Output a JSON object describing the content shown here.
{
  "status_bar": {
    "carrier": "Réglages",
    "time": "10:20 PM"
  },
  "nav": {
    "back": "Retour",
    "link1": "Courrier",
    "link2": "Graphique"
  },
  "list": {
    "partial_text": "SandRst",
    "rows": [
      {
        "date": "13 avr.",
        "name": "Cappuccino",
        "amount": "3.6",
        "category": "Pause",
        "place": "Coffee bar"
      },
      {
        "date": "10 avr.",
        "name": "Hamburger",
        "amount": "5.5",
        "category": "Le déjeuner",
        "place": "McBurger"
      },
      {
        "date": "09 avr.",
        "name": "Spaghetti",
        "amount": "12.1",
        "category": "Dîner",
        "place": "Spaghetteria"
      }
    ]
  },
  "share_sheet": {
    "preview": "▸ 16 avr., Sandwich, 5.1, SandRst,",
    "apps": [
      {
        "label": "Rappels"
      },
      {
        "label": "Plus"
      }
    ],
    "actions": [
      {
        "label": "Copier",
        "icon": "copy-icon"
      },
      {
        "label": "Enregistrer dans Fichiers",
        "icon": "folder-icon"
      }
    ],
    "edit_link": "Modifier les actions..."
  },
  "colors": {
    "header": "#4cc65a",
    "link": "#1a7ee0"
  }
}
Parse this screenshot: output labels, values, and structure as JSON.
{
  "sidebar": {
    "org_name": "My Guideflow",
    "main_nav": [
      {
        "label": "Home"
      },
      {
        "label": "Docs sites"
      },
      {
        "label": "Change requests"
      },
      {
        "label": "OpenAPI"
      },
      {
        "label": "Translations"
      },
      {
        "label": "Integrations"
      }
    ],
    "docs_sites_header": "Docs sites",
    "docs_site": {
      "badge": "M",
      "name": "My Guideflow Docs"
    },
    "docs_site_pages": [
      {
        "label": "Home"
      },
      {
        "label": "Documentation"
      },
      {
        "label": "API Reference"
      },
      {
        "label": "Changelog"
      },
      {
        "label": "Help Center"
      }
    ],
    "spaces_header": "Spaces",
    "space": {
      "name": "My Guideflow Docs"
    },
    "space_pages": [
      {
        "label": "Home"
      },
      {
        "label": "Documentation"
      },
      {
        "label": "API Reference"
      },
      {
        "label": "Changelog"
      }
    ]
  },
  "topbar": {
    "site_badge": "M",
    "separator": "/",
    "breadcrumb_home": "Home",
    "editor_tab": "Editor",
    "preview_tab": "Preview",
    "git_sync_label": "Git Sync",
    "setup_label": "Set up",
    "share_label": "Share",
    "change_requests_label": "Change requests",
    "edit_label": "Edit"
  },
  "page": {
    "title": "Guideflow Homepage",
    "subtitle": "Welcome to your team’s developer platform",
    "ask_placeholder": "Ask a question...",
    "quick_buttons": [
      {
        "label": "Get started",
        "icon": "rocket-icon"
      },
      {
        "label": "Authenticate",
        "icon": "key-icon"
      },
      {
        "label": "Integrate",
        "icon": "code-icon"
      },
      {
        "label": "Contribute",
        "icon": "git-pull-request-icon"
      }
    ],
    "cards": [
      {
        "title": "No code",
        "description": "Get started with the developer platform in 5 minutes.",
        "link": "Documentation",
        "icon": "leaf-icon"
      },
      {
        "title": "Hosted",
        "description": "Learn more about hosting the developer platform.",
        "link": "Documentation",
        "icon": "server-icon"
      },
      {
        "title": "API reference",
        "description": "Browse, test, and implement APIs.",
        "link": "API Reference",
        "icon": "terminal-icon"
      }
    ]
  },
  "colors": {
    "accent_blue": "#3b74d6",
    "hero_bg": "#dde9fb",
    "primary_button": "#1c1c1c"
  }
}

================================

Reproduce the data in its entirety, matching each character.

◆ Finished exercise
Output a JSON object describing the content shown here.
{
  "status_bar": {
    "carrier": "Réglages",
    "time": "10:20 PM"
  },
  "nav": {
    "back": "Retour",
    "link1": "Courrier",
    "link2": "Graphique"
  },
  "list": {
    "partial_text": "SandRst",
    "rows": [
      {
        "date": "13 avr.",
        "name": "Cappuccino",
        "amount": "3.6",
        "category": "Pause",
        "place": "Coffee bar"
      },
      {
        "date": "10 avr.",
        "name": "Hamburger",
        "amount": "5.5",
        "category": "Le déjeuner",
        "place": "McBurger"
      },
      {
        "date": "09 avr.",
        "name": "Spaghetti",
        "amount": "12.1",
        "category": "Dîner",
        "place": "Spaghetteria"
      }
    ]
  },
  "share_sheet": {
    "preview": "▸ 16 avr., Sandwich, 5.1, SandRst,",
    "apps": [
      {
        "label": "Rappels"
      },
      {
        "label": "Plus"
      }
    ],
    "actions": [
      {
        "label": "Copier",
        "icon": "copy-icon"
      },
      {
        "label": "Enregistrer dans Fichiers",
        "icon": "folder-icon"
      }
    ],
    "edit_link": "Modifier les actions..."
  },
  "colors": {
    "header": "#4cc65a",
    "link": "#1a7ee0"
  }
}
Parse this screenshot: output labels, values, and structure as JSON.
{
  "sidebar": {
    "org_name": "My Guideflow",
    "main_nav": [
      {
        "label": "Home"
      },
      {
        "label": "Docs sites"
      },
      {
        "label": "Change requests"
      },
      {
        "label": "OpenAPI"
      },
      {
        "label": "Translations"
      },
      {
        "label": "Integrations"
      }
    ],
    "docs_sites_header": "Docs sites",
    "docs_site": {
      "badge": "M",
      "name": "My Guideflow Docs"
    },
    "docs_site_pages": [
      {
        "label": "Home"
      },
      {
        "label": "Documentation"
      },
      {
        "label": "API Reference"
      },
      {
        "label": "Changelog"
      },
      {
        "label": "Help Center"
      }
    ],
    "spaces_header": "Spaces",
    "space": {
      "name": "My Guideflow Docs"
    },
    "space_pages": [
      {
        "label": "Home"
      },
      {
        "label": "Documentation"
      },
      {
        "label": "API Reference"
      },
      {
        "label": "Changelog"
      }
    ]
  },
  "topbar": {
    "site_badge": "M",
    "separator": "/",
    "breadcrumb_home": "Home",
    "editor_tab": "Editor",
    "preview_tab": "Preview",
    "git_sync_label": "Git Sync",
    "setup_label": "Set up",
    "share_label": "Share",
    "change_requests_label": "Change requests",
    "edit_label": "Edit"
  },
  "page": {
    "title": "Guideflow Homepage",
    "subtitle": "Welcome to your team’s developer platform",
    "ask_placeholder": "Ask a question...",
    "quick_buttons": [
      {
        "label": "Get started",
        "icon": "rocket-icon"
      },
      {
        "label": "Authenticate",
        "icon": "key-icon"
      },
      {
        "label": "Integrate",
        "icon": "code-icon"
      },
      {
        "label": "Contribute",
        "icon": "git-pull-request-icon"
      }
    ],
    "cards": [
      {
        "title": "No code",
        "description": "Get started with the developer platform in 5 minutes.",
        "link": "Documentation",
        "icon": "leaf-icon"
      },
      {
        "title": "Hosted",
        "description": "Learn more about hosting the developer platform.",
        "link": "Documentation",
        "icon": "server-icon"
      },
      {
        "title": "API reference",
        "description": "Browse, test, and implement APIs.",
        "link": "API Reference",
        "icon": "terminal-icon"
      }
    ]
  },
  "colors": {
    "accent_blue": "#3b74d6",
    "hero_bg": "#dde9fb",
    "primary_button": "#1c1c1c"
  }
}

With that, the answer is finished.